The company's first Famous Dave’s drive-thru will be a conversion that will be a franchisee unit, Crivello said, and corporate is also working on a drive-thru prototype that would be a new build.
Quick-service model brings new opportunities
Quick 'Que will have a similar menu to Famous Dave's, but with fewer items and products that are very high in the product mix, Crivello said.
This model could be particularly beneficial for the lunch daypart, when diners may be looking for a meal on the go. The restaurant will allow for catering and takeout as well, Glockner said.
"I think the quick-service model is becoming more popular, much more efficient for both the restaurant and for the guests," Glockner said.
Other franchisees will have access to this model, Crivello said. The line-service concept has been proven viable as part of 10-year-old Real Urban, Crivello said.
"We know that there's a track record," Crivello said. "There's a history. There's a lot of evolution and learnings that have happened there."
Famous Dave's has so many prototypes that operators can visit before they decide which option they would like to pursue, Crivello said.

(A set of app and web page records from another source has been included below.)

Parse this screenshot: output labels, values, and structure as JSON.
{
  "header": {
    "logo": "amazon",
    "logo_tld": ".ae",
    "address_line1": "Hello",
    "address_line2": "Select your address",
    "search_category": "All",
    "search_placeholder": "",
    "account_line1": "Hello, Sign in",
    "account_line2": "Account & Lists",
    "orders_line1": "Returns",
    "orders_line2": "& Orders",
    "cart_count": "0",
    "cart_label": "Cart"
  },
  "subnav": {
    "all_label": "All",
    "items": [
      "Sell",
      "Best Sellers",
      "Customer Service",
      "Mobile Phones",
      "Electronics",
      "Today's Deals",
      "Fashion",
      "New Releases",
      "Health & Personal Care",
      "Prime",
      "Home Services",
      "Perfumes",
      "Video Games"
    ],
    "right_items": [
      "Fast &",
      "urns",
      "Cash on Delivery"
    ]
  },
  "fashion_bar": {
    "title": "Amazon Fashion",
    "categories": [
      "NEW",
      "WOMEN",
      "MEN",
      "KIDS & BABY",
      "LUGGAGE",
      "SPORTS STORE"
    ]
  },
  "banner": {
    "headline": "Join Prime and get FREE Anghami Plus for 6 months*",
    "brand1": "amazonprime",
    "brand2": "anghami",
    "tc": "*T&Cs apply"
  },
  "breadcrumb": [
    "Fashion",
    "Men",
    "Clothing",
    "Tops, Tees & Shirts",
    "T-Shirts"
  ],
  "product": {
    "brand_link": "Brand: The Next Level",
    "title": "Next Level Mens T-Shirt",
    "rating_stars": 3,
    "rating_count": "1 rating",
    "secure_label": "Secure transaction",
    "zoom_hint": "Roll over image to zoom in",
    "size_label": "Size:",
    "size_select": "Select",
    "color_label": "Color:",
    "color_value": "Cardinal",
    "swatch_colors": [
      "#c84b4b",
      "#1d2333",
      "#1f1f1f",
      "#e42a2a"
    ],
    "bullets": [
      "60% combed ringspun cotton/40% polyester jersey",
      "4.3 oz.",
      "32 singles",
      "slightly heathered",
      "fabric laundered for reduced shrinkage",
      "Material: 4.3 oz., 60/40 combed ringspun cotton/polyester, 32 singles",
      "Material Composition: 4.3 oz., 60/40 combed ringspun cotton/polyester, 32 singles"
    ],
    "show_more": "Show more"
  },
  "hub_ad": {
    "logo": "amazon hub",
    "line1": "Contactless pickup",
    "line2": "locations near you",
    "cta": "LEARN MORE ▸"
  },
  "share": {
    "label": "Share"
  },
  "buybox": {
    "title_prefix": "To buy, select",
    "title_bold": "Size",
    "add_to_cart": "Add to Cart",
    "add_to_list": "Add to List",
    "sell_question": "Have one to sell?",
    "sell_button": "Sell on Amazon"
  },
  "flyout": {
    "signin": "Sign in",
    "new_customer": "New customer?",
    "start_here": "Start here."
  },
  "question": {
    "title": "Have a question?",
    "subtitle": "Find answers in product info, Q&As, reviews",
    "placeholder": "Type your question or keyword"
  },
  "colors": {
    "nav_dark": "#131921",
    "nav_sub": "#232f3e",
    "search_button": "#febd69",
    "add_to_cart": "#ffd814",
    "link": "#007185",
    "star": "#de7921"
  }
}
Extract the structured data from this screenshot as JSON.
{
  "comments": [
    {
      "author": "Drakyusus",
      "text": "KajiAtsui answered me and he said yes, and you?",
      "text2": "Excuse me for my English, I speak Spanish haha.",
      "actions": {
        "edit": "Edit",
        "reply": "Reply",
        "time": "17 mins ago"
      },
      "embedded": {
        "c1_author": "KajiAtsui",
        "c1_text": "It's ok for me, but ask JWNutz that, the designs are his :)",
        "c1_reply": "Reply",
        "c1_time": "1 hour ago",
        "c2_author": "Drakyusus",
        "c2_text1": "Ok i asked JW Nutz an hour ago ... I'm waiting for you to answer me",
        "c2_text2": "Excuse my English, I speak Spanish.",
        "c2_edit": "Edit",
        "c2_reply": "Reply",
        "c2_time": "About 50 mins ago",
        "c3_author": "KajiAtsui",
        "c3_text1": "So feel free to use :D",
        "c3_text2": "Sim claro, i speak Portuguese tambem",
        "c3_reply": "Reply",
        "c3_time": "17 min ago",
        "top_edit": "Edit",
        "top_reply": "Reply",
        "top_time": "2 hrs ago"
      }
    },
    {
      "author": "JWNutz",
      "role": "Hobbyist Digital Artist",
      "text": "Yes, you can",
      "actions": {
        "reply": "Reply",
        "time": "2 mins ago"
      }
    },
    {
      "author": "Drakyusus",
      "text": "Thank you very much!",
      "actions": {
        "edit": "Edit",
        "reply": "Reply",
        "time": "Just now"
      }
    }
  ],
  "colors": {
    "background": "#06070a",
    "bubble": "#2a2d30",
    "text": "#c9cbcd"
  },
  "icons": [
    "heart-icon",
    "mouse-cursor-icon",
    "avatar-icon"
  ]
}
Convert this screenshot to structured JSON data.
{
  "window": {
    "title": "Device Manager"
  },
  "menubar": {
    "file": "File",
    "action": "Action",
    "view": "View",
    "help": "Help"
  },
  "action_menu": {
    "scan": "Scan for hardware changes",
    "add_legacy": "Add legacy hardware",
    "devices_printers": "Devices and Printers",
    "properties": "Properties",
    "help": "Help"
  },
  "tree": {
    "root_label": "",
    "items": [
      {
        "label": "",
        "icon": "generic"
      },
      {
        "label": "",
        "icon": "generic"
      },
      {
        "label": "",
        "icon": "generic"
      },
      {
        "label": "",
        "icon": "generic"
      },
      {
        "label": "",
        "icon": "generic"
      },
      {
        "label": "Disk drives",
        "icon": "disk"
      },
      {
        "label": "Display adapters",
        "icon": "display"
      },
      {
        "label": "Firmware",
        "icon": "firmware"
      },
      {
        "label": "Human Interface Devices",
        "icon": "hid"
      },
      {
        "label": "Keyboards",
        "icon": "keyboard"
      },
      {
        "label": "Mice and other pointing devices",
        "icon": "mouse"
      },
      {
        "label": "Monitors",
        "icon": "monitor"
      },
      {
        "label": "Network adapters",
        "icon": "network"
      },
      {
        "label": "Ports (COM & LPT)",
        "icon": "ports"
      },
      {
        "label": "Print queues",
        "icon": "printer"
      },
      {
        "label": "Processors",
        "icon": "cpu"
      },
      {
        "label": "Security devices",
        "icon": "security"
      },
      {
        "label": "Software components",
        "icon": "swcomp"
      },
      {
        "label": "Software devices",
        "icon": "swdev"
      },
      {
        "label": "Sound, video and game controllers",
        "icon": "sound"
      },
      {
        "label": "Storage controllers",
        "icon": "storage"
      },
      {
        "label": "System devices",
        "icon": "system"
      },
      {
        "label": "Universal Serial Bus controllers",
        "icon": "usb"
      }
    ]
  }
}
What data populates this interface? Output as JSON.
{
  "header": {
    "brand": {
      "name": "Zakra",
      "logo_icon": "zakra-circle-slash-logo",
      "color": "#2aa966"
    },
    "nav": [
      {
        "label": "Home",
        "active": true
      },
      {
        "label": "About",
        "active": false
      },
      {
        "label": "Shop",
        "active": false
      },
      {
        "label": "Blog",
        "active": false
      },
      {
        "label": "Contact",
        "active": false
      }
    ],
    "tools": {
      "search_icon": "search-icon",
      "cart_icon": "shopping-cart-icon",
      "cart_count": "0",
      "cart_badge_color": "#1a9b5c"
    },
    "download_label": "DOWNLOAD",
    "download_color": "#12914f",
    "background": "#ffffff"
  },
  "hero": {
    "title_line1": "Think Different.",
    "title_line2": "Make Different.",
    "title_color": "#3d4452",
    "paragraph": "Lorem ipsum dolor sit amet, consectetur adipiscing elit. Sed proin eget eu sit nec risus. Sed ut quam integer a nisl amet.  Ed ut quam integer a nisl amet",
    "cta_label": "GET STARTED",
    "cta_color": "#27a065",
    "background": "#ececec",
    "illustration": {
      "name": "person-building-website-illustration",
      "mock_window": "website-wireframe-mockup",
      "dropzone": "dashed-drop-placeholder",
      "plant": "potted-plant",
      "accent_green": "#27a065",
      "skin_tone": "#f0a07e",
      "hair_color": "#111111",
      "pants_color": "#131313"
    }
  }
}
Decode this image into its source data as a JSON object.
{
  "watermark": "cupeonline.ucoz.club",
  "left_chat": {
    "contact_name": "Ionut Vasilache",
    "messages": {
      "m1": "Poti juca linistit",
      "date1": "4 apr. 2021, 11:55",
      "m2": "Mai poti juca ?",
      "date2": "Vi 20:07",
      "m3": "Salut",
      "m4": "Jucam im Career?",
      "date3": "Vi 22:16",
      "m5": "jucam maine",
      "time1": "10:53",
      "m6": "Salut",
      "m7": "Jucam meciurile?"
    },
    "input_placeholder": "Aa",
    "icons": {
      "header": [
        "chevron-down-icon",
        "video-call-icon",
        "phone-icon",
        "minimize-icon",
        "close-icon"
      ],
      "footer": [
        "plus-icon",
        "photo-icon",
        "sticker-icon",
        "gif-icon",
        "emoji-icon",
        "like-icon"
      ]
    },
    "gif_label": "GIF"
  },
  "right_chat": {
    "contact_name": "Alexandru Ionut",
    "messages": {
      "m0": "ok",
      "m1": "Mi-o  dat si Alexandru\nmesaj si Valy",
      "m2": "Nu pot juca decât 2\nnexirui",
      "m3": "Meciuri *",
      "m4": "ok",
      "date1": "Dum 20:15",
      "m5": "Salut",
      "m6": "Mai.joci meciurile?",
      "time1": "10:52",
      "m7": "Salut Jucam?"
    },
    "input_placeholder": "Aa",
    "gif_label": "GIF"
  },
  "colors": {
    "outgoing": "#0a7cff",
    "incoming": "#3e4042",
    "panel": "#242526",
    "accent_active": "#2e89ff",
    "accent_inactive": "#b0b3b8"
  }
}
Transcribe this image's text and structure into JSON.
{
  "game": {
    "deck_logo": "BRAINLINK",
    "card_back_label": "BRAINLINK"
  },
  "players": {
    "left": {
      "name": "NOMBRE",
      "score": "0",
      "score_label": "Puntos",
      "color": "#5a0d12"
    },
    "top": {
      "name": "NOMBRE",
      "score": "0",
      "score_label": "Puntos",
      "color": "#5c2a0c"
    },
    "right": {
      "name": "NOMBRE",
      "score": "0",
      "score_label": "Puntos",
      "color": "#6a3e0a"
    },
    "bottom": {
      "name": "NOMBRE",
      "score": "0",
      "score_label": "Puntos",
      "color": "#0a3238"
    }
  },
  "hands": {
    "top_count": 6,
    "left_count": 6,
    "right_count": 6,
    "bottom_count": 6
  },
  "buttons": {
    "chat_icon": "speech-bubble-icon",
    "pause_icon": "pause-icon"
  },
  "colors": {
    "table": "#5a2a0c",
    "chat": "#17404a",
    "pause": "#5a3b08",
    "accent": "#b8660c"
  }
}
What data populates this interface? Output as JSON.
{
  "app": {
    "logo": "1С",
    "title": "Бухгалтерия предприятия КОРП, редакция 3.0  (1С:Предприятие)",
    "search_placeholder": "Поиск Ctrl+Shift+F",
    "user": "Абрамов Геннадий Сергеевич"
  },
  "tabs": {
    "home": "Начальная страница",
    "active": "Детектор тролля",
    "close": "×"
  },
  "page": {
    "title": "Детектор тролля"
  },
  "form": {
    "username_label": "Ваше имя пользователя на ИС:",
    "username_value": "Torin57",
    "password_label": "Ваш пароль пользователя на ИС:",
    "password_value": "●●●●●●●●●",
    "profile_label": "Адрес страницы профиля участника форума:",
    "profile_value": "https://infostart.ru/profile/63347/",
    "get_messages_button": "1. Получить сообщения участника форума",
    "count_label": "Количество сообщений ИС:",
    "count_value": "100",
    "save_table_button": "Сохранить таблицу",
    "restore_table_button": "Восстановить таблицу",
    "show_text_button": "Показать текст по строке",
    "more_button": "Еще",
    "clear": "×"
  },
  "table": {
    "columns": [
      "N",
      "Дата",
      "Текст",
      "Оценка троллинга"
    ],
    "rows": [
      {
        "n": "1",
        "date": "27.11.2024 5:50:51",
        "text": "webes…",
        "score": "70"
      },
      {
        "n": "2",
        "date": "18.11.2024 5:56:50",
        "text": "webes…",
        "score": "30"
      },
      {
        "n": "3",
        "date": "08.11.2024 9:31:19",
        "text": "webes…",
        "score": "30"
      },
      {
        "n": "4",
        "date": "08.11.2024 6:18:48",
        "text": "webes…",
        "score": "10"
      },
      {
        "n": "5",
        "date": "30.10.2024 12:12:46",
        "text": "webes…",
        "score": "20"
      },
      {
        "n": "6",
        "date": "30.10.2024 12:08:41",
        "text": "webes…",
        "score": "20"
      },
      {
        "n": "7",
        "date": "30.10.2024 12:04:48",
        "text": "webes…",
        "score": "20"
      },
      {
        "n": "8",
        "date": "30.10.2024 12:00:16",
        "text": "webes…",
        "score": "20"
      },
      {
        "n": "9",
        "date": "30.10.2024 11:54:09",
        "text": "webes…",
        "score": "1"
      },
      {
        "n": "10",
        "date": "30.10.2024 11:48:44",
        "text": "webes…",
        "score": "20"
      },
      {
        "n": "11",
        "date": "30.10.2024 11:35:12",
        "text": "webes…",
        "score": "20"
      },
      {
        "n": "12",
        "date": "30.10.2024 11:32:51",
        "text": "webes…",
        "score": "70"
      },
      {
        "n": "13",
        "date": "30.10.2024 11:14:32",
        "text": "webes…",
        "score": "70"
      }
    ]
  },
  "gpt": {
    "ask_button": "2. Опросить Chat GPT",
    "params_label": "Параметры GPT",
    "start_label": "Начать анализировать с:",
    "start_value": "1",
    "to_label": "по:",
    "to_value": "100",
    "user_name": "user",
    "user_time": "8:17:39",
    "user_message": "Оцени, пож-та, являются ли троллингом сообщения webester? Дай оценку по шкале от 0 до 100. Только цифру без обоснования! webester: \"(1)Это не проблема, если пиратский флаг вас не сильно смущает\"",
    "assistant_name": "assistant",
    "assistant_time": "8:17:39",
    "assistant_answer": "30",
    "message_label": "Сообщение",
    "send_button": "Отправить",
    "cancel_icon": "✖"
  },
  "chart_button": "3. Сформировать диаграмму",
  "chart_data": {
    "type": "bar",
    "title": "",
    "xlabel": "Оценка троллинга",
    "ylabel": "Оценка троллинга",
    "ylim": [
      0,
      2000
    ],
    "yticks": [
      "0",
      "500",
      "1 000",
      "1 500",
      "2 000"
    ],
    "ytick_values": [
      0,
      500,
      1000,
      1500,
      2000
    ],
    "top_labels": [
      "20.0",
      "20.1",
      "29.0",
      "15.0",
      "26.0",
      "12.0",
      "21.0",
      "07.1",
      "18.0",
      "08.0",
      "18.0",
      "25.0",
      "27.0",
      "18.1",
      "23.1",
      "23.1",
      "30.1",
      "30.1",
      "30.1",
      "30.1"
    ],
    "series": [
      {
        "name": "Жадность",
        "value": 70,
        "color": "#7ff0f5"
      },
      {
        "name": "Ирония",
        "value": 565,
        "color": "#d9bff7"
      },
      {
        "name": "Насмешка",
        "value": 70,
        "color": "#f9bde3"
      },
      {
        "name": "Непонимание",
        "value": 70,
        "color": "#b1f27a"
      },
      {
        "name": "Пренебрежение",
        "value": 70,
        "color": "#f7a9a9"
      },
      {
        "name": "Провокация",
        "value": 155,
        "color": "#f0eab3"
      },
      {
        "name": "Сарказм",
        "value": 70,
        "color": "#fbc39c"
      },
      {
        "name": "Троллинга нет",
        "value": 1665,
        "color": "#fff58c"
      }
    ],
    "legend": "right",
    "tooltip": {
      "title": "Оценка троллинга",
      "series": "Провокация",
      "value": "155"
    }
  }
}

"It's exciting that there’s many different options. We're not just stuck with one full-service large concept," Glockner said. "There's a lot of ways that Dave's is really progressively looking to the future of restaurants and it is exciting to be a part of that."